Volkswagen Group has one month to come up with a plan to resolve its emissions scandal. U.S. District Court Judge Charles Breyer granted an extension to the deadline, after VW said it needed more time to finalized a proposal on how to fix cars that were outfitted with deceptive software in order to meet state and federal emission standards.
The Environmental Protection Agency and California Air Resources Board backed VW's request, even though Tod Sax, who runs CARB's enforcement division, admitted there is a possibility that there won't be a comprehensive solution available for all of the malfunctioning vehicles. That's because earlier and later TDI (turbocharged direct injection) models -- a concept for which VW won the Green Car of the Year award in 2009) -- utilize two different exhaust systems. The earlier models depend on NOx traps that would take a considerably more modification than later emission systems.
Judge Breyer warned both sides, however, that if a settlement isn't reached by April 21 of this year, he may send the case to trial. Doing so may not only make it harder for VW to negotiate a settlement, but it could also slow down a 'fix' to the environmental problems -- something that environmental organizations suggest should be at the top of the list when it comes to hammering out a court settlement.
There's considerable disagreement as to how that should be accomplished. Environmental groups are calling for a remedy that will not only focus on the environmental impacts of the VW cheating scandal, but also provide remedy for car owners that are now stuck with non-compliant vehicles.
"The polluting vehicles need to be fixed or taken off the road, and the consumers who trusted they were buying less-polluting cars need to be compensated. Period," said Kathryn Phillips, director of Sierra Club California, in a statement released last week. "Otherwise the legacy of Volkswagen’s deceitful actions will be as dirty and dangerous as the smog left behind by their vehicles -- people will continue to breathe dirtier air, consumers will lose faith in watchdog agencies, and manufacturers will believe they can cheat and get away without feeling the full consequence."
Environmental groups also suggested that VW should be fully prosecuted, and the penalties it pays should go toward building an electric car industry that could open the doors for lower-income families to afford more environmentally-sustainable transportation.
Members of the Union of Concerned Scientists, however, suggest that forcing VW to buy back the defective vehicles would be the best remedy, because it would take the offending products off the roads and give consumers a means to buy compliant vehicles. It would also send a strong message to the auto industry that tinkering with emissions systems that can't meet state or federal standards will lead to more than just penalties.
"Forcing VW to buy back any vehicles that could not be fully fixed would not just eliminate future environmental risks, but it would also compensate consumers who were deceived by VW and have seen the resale value of these vehicles plummet," explained Dave Cooke, a senior analyst for UCS' Clean Vehicles Program. At the same time, he continued, if regulatory agencies decide to let the vehicles stay on the streets, then "VW must be forced to offset the continuing damages."

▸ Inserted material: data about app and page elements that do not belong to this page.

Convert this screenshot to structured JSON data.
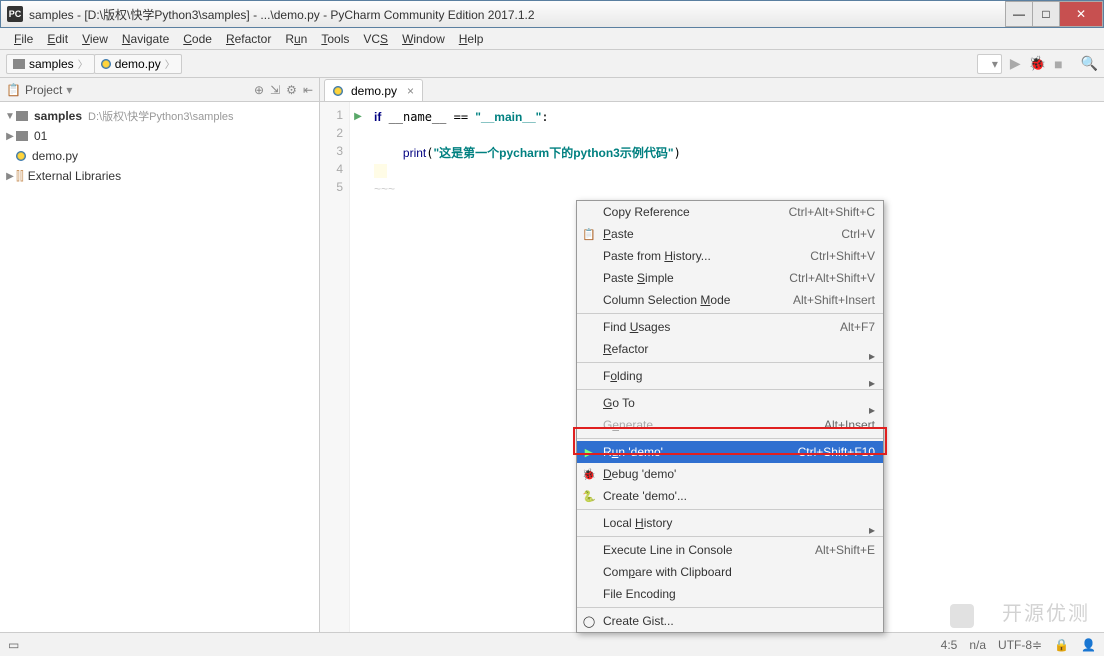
{
  "window": {
    "title": "samples - [D:\\版权\\快学Python3\\samples] - ...\\demo.py - PyCharm Community Edition 2017.1.2"
  },
  "menu": [
    "File",
    "Edit",
    "View",
    "Navigate",
    "Code",
    "Refactor",
    "Run",
    "Tools",
    "VCS",
    "Window",
    "Help"
  ],
  "breadcrumb": {
    "folder": "samples",
    "file": "demo.py"
  },
  "toolbar_right": {
    "config": "▾",
    "run": "▶",
    "debug": "🐞",
    "stop": "■",
    "search": "🔍"
  },
  "project": {
    "label": "Project",
    "root": {
      "name": "samples",
      "path": "D:\\版权\\快学Python3\\samples"
    },
    "child_folder": "01",
    "child_file": "demo.py",
    "ext_lib": "External Libraries"
  },
  "tab": {
    "name": "demo.py"
  },
  "code": {
    "l1": "if __name__ == \"__main__\":",
    "l3_fn": "print",
    "l3_arg": "\"这是第一个pycharm下的python3示例代码\""
  },
  "ctx": {
    "copyref": {
      "t": "Copy Reference",
      "s": "Ctrl+Alt+Shift+C"
    },
    "paste": {
      "t": "Paste",
      "s": "Ctrl+V"
    },
    "pastehist": {
      "t": "Paste from History...",
      "s": "Ctrl+Shift+V"
    },
    "pastesimple": {
      "t": "Paste Simple",
      "s": "Ctrl+Alt+Shift+V"
    },
    "colsel": {
      "t": "Column Selection Mode",
      "s": "Alt+Shift+Insert"
    },
    "findusages": {
      "t": "Find Usages",
      "s": "Alt+F7"
    },
    "refactor": {
      "t": "Refactor"
    },
    "folding": {
      "t": "Folding"
    },
    "goto": {
      "t": "Go To"
    },
    "generate": {
      "t": "Generate...",
      "s": "Alt+Insert"
    },
    "run": {
      "t": "Run 'demo'",
      "s": "Ctrl+Shift+F10"
    },
    "debug": {
      "t": "Debug 'demo'"
    },
    "create": {
      "t": "Create 'demo'..."
    },
    "localhist": {
      "t": "Local History"
    },
    "execline": {
      "t": "Execute Line in Console",
      "s": "Alt+Shift+E"
    },
    "compare": {
      "t": "Compare with Clipboard"
    },
    "fileenc": {
      "t": "File Encoding"
    },
    "gist": {
      "t": "Create Gist..."
    }
  },
  "status": {
    "pos": "4:5",
    "na": "n/a",
    "enc": "UTF-8",
    "lock": "🔒"
  },
  "watermark": "开源优测"
}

The environmental lobby and those supporting the UCS' stance agree on one thing: They don't feel that VW should be nudged toward ramping up the electric car industry without some sort of compensation for its violations. Both have also expressed concerns about the idea of letting the defective vehicles stay on the road for lack of an available fix.
It's also unclear how regulatory agencies would be able to fairly enforce emissions standards for other vehicles if it had tens or hundreds of thousands of vehicles with excessively high emissions that it could not regulate because of the cost and complexity of fixing them.
Meanwhile, the suits against VW continue to mount. Kentucky is one of the latest states to mount a suit against the embattled car manufacturer, in this case for violating its consumer protection act. The suit also names the Audi and Porche divisions of the corporation. At least five states so far have filed suit, and 48 state attorney's offices have launched investigations of its practices. At least two county regulatory agencies in Florida and Texas have also announced their plans to go after the automaker, citing violations of their emission standards.
VW released a statement confirming its commitment to "resolving the U.S. regulatory investigation into the diesel emissions matter as quickly as possible and to implementing a solution for affected vehicles." It said it is working with the courts in an effort to "bring about a prompt and fair resolution of the U.S. civil litigation."
None of the litigants have offered a statement on what that solution ultimately may entail. But with suits still mounting and organizations still debating over the outcome, next month's court hearing may get almost as much media coverage as the rhetoric of this year's divisive presidential primaries.
Jan Lee is a former news editor and award-winning editorial writer whose non-fiction and fiction have been published in the U.S., Canada, Mexico, the U.K. and Australia. Her articles and posts can be found on TriplePundit, JustMeans, and her blog, The Multicultural Jew, as well as other publications. She currently splits her residence between the city of Vancouver, British Columbia and the rural farmlands of Idaho.